Scientists call on US to allow research on cannabis meds for pets

Dr Byron Maas surveys a supply of marijuana products for dogs that lines a shelf in his veterinary clinic. They're selling well.

"The 'Up and Moving' is for joints and for pain," he explains. "The 'Calm and Quiet' is for real anxious dogs, to take away that anxiety."

People anxious to relieve suffering in their pets are increasingly turning to oils and powders that contain CBDs, a non-psychoactive component of marijuana.

But there's little data on whether they work, or if they have harmful side effects.

That's because Washington has been standing in the way of clinical trials, veterinarians and researchers say. Now, a push is underway to have barriers removed, so both pets and people can benefit.

Those barriers have had more than just a chilling effect.

When the federal Drug Enforcement Administration announced last year that even marijuana extracts with CBD and little or no THC - marijuana's intoxicating component - are an illegal Schedule 1 drug, the University of Pennsylvania halted its clinical trials. Colorado State University is pushing ahead.

The US Food and Drug Administration has warned companies that sell marijuana products online and via pet shops and animal hospitals that they're violating laws by offering "unapproved new animal drugs." The FDA threatened legal action.

But, seeing potential benefits of CBDs, the American Veterinary Medical Association's policy-making body said last summer it wants the DEA to declassify marijuana as a Schedule 1 drug "to facilitate research opportunities for veterinary and human medical uses."

It asked the board of the national veterinarians' organisation to investigate working with other stakeholders toward that goal. The board is awaiting a recommendation from two group councils.

"The concern our membership has is worry about people extrapolating their own dosages, looking to medicate their pets outside the realm of the medical professional," Board Chairman Michael Whitehair said in a telephone interview. "This is an important reason for us to continue the research."

medical marijuana concept
Medical cannabis. Source:

'Some days, I hate the way I look' - Winner of New Zealand's Curvaceous Top Model entered 'for a laugh'

A wedding company which put out a call for New Zealand's Curvaceous Top Model has found its star.

After receiving entries from more than 400 women across the country, Auckland-based Daisy Brides has found its curvy 'it' girl.

The winner, 25-year-old Alex Wood from Kerikeri, says she "entered for a laugh" and didn't expect to win.

"I didn't think this would happen.
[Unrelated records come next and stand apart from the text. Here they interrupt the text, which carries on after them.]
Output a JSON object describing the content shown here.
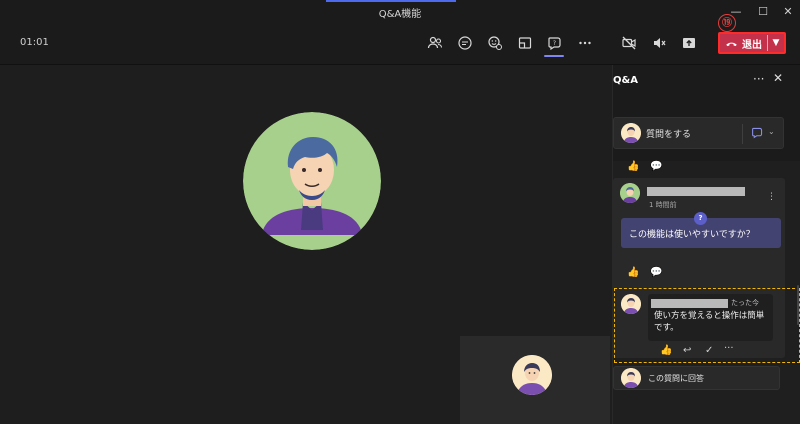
{
  "window": {
    "title": "Q&A機能",
    "minimize": "—",
    "maximize": "☐",
    "close": "✕"
  },
  "toolbar": {
    "timer": "01:01",
    "icons": [
      "people-icon",
      "chat-icon",
      "reactions-icon",
      "rooms-icon",
      "qna-icon",
      "more-icon",
      "camera-off-icon",
      "mic-off-icon",
      "share-icon"
    ],
    "leave_label": "退出",
    "leave_color": "#c4314b"
  },
  "annotation": {
    "marker": "⑲",
    "highlight_color": "#f2b705"
  },
  "qna": {
    "title": "Q&A",
    "more": "···",
    "close": "✕",
    "ask_label": "質問をする",
    "question": {
      "time": "1 時間前",
      "text": "この機能は使いやすいですか？",
      "badge": "?"
    },
    "reply": {
      "time": "たった今",
      "text": "使い方を覚えると操作は簡単です。",
      "more": "···"
    },
    "answer_placeholder": "この質問に回答"
  },
  "colors": {
    "accent": "#4f6bed",
    "panel_bg": "#1b1b1b",
    "question_bg": "#434371",
    "avatar_bg": "#a8d08d"
  }
}
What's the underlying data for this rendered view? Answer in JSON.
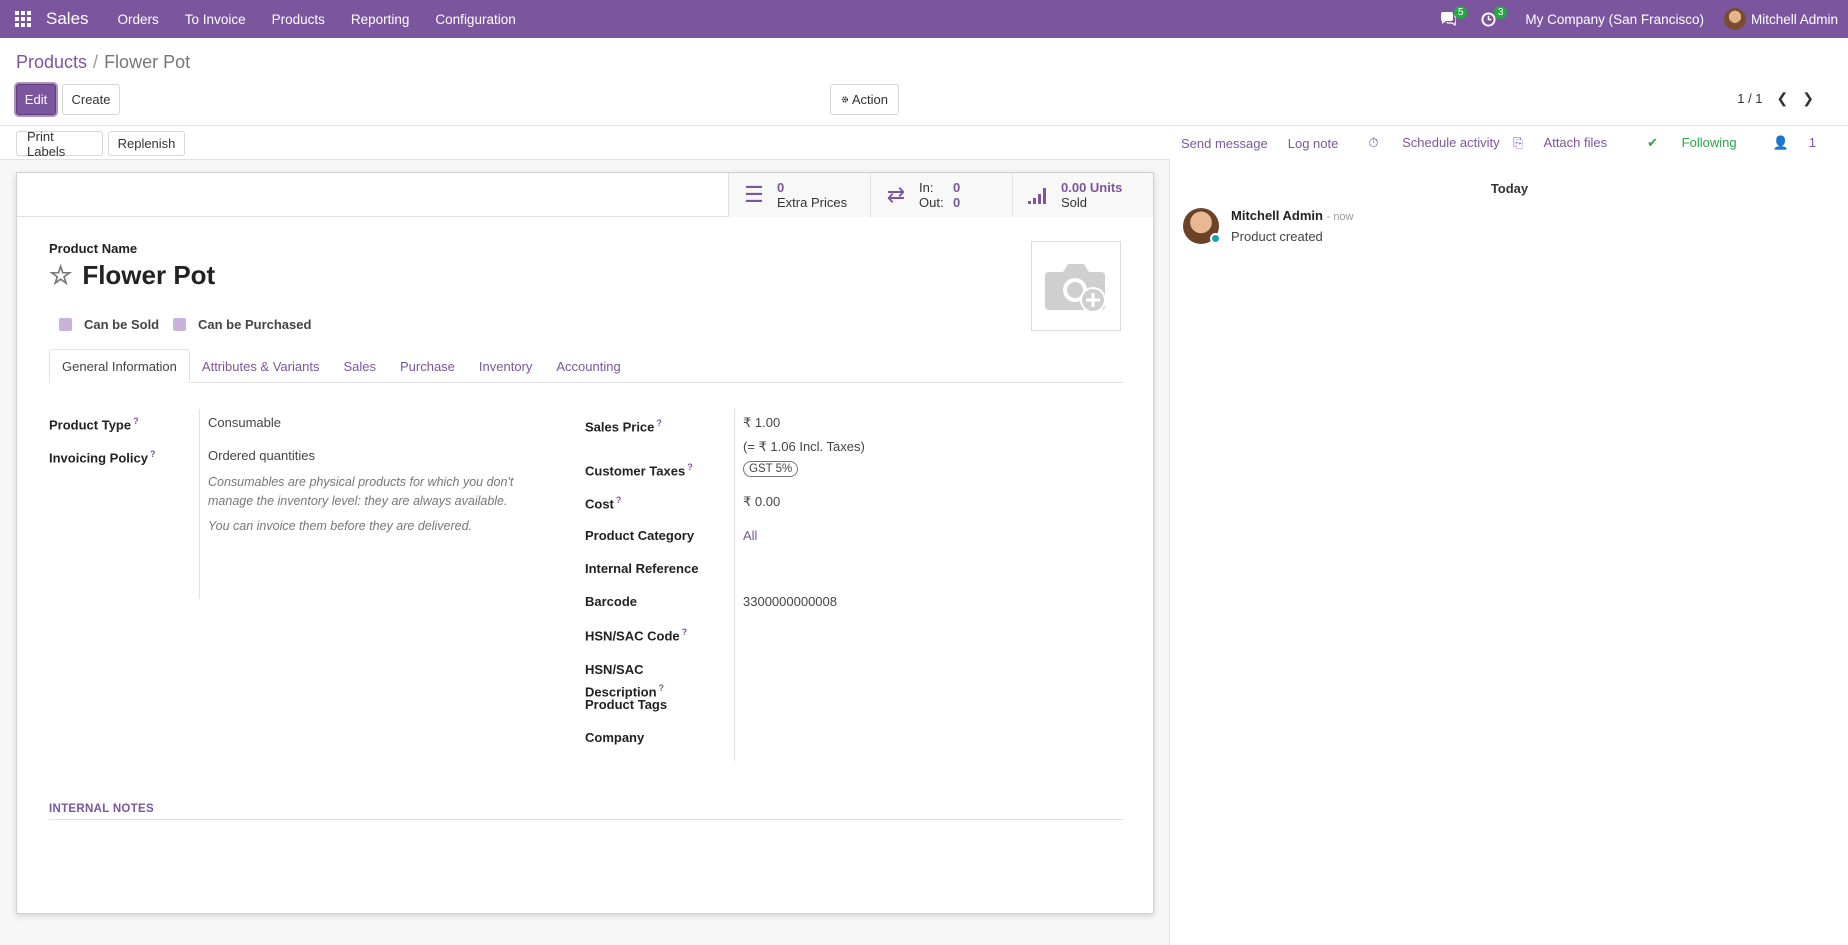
{
  "topbar": {
    "app_name": "Sales",
    "menu": [
      "Orders",
      "To Invoice",
      "Products",
      "Reporting",
      "Configuration"
    ],
    "messages_count": "5",
    "activities_count": "3",
    "company": "My Company (San Francisco)",
    "user": "Mitchell Admin"
  },
  "breadcrumb": {
    "parent": "Products",
    "separator": "/",
    "current": "Flower Pot"
  },
  "buttons": {
    "edit": "Edit",
    "create": "Create",
    "action": "Action",
    "print_labels": "Print Labels",
    "replenish": "Replenish"
  },
  "pager": {
    "value": "1 / 1"
  },
  "smart_buttons": {
    "extra_prices_num": "0",
    "extra_prices_label": "Extra Prices",
    "in_label": "In:",
    "in_val": "0",
    "out_label": "Out:",
    "out_val": "0",
    "sold_num": "0.00 Units",
    "sold_label": "Sold"
  },
  "product": {
    "name_label": "Product Name",
    "name": "Flower Pot",
    "can_be_sold": "Can be Sold",
    "can_be_purchased": "Can be Purchased"
  },
  "tabs": [
    "General Information",
    "Attributes & Variants",
    "Sales",
    "Purchase",
    "Inventory",
    "Accounting"
  ],
  "general": {
    "product_type_label": "Product Type",
    "product_type": "Consumable",
    "invoicing_policy_label": "Invoicing Policy",
    "invoicing_policy": "Ordered quantities",
    "hint1": "Consumables are physical products for which you don't manage the inventory level: they are always available.",
    "hint2": "You can invoice them before they are delivered.",
    "sales_price_label": "Sales Price",
    "sales_price": "₹ 1.00",
    "incl_taxes": "(= ₹ 1.06 Incl. Taxes)",
    "customer_taxes_label": "Customer Taxes",
    "customer_taxes": "GST 5%",
    "cost_label": "Cost",
    "cost": "₹ 0.00",
    "category_label": "Product Category",
    "category": "All",
    "internal_ref_label": "Internal Reference",
    "barcode_label": "Barcode",
    "barcode": "3300000000008",
    "hsn_code_label": "HSN/SAC Code",
    "hsn_desc_label_1": "HSN/SAC",
    "hsn_desc_label_2": "Description",
    "tags_label": "Product Tags",
    "company_label": "Company",
    "help_mark": "?"
  },
  "notes_label": "INTERNAL NOTES",
  "chatter": {
    "send_message": "Send message",
    "log_note": "Log note",
    "schedule_activity": "Schedule activity",
    "attach_files": "Attach files",
    "following": "Following",
    "followers": "1",
    "today": "Today",
    "author": "Mitchell Admin",
    "time": "- now",
    "body": "Product created"
  }
}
It was red wine night with my flatmate," Ms Wood says.

Ms Wood says feeling proud of her size has been a work in progress.

"Some days, I hate the way I look because I'm so tall and I stick out like a sore thumb, and then some days, someone will come up to me and be like -  'You're so tall, that must be so amazing,' and I'm like - 'Sometimes, it actually is. I don't have to wear heels.'"

Ms Wood is now on the books at 62 Models.

They were inundated after putting out a call for less traditional models. Source: Seven Sharp


Dog walkers in south west Melbourne required to carry bags for picking up doggie-doo

A Melbourne council's number one priority is cracking down on dog walkers who do not carry plastic bags to pick up their pooches' number twos.

Unprepared owners face a $NZ220 fine for walking pets with no poo-bag on hand, with council officers in south-east Melbourne empowered to approach and question potential offenders.

Residents of suburban Berwick, Cranbourne, Narre Warren and Hallam could also be fined $500, up $300 from the previous penalty, if they fail to bin doggy business.

"The onus is clearly put back on the people who own dogs to do the right thing," the City of Casey mayor, Geoff Ablett, told ABC radio yesterday. "For those who don't, you could end up copping a harsh fine."

The council revised its animal waste penalties in late November after complaints from "fed up" ratepayers, Ablett said.

"This has been the number one priority, from the animal management side of things, that people want to see changed," he said. "Responsible dog owners think it's a great thing, the residents think it’s a great thing."

But local dog-walker Ben Smith questioned the severity of the fines and how the bag law would be enforced.

"What if they go twice? Are you going to take three or four [bags]?" The Cranbourne East Dog Owners Facebook group founder told 3AW, noting the council did not provide free bags at a local dog park.

The local council is focused on keeping the streets clean. Source: Seven Sharp